Of course I’m being somewhat facetious, I mean it’s a stupid cane not the plague or Ebola. Still, I’ll be 30 on Saturday and now walking with a cane, can’t no body tell me that was how you pictured life in your 30s. I am grateful for a simple fix for my balance issues, that this process is coming in phases rather than over night. I am grateful that my disease is progressing slowly, as I’ve met so many that haven’t been afforded that luxury. I am grateful for sweet friends who are ready to bling, bedazzle, decorate this cane to be reflective of my personality.

Life as we know it is ever evolving, changing. Kenneth is my rock, and can talk me off any ledge I find myself running towards. I am nervous about the looks. I am nervous about the questions. I am nervous about the undeniable reality this cane brings into my continual processing of having a terminal disease. I, Sunny Brous Erasmus, have a disease for which there is no cure, a disease that is going to get worse, much worse, before it gets better, and a disease that is going to kill me.

On the bright side, maybe I won’t fall as often (my teeth appreciate that). I have a cane that will soon be decorated with colors, sparkle, and rumor is a horn. I now have something to whack people or the cat with. I am stronger than the blow this cane is having on me emotionally, I have the tattoo on my foot to prove it. Remind me of that when I forget, I’m sure there will be many days that I’ll need it 🙂

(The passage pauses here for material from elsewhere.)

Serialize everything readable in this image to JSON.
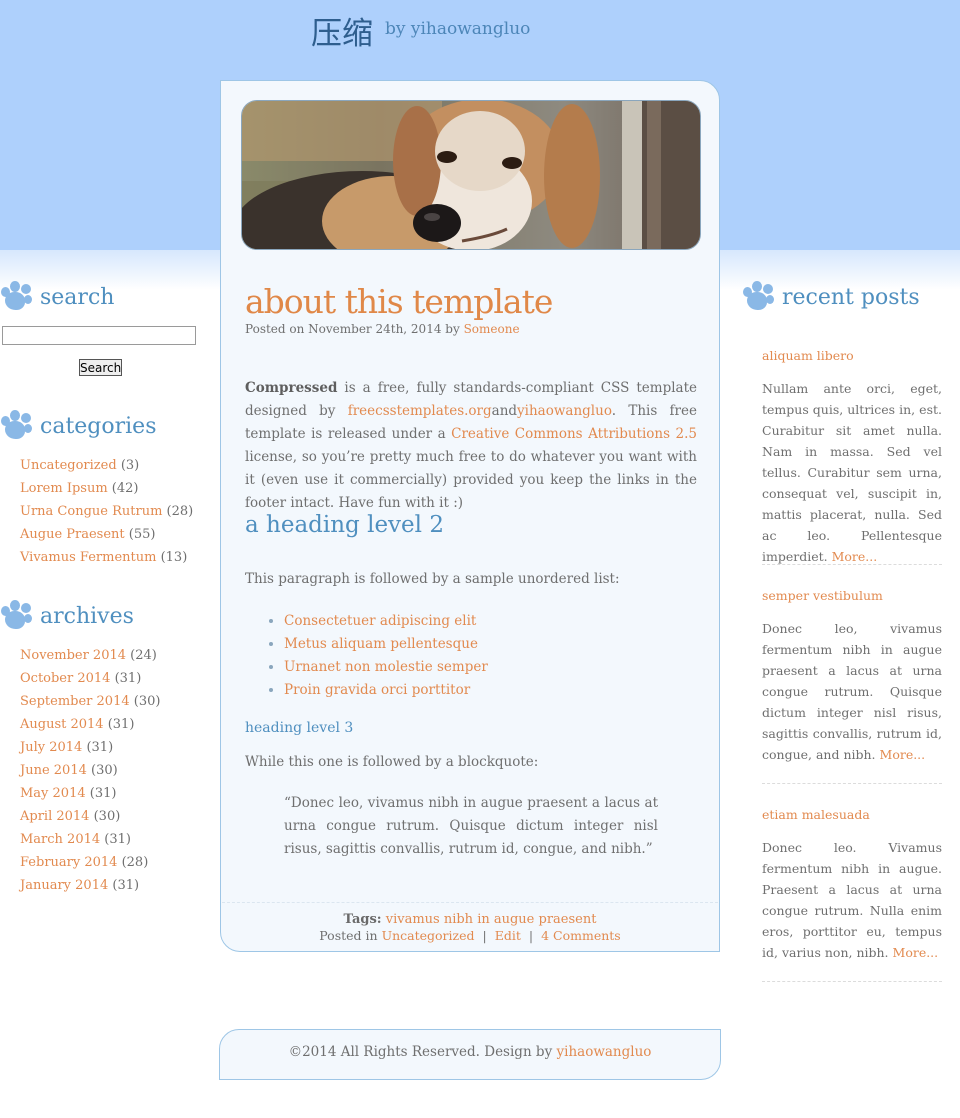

10. Happiness Project…Change of Plans

Care to read with me?

“There is no duty we so much underrate as the duty of being happy. —ROBERT LOUIS STEVENSON”

“During my study of happiness, I noticed something that surprised me: I often learn more from one person’s highly idiosyncratic experiences than I do from sources that detail universal principles or cite up-to-date studies. I find greater value in what specific individuals tell me worked for them than in any other kind of argument—and that’s true even when we seem to have nothing in common.”

“I wasn’t depressed and I wasn’t having a midlife crisis, but I was suffering from midlife malaise—a recurrent sense of discontent and almost a feeling of disbelief.”

“I grasped two things: I wasn’t as happy as I could be, and my life wasn’t going to change unless I made it change. In that single moment, with that realization, I decided to dedicate a year to trying to be happier.”

“They say that people teach what they need to learn. By adopting the role of happiness teacher, if only for myself, I was trying to find the method to conquer my particular faults and limitations.”

“People are more likely to make progress on goals that are broken into concrete, measurable actions, with some kind of structured accountability and positive reinforcement.”

“I had my own idiosyncratic priorities, with many items included on the list that other people would have omitted and many items omitted from the list that other people would have included.”

“According to Aristotle, “Happiness is the meaning and the purpose of life, the whole aim and end of human existence.” Epicurus wrote, “We must exercise ourselves in the things which bring happiness, since, if that be present, we have everything, and, if that be absent, all our actions are directed toward attaining it.””

2.1.17 Modification: this is a great book, her methodical approach to such an abstract concept is admirable to my OCD, Type A, Control freak tendencies. I am leaving this in my cue to complete, but now is not the right time to fully appreciate her work.

After finishing Dark Places and Year of Yes, my soul is craving dark and twisty, mixed with humor. My heart isn’t in the right place for self exploration, and dangit it’s my list and modifications are allowed. I will finish Happiness Project this year, it just won’t be now. I’ve decided to shift to two other reads that are more what I’m in the mood for:


Feel free to read with me 🙂 I’m starting with Janet Evanovich and will post my favorite quotes like I’ve done with the other books.

Tricky Twenty-Two – started 2.1 finished 2.5

Sharp Objects – started 2.6 finished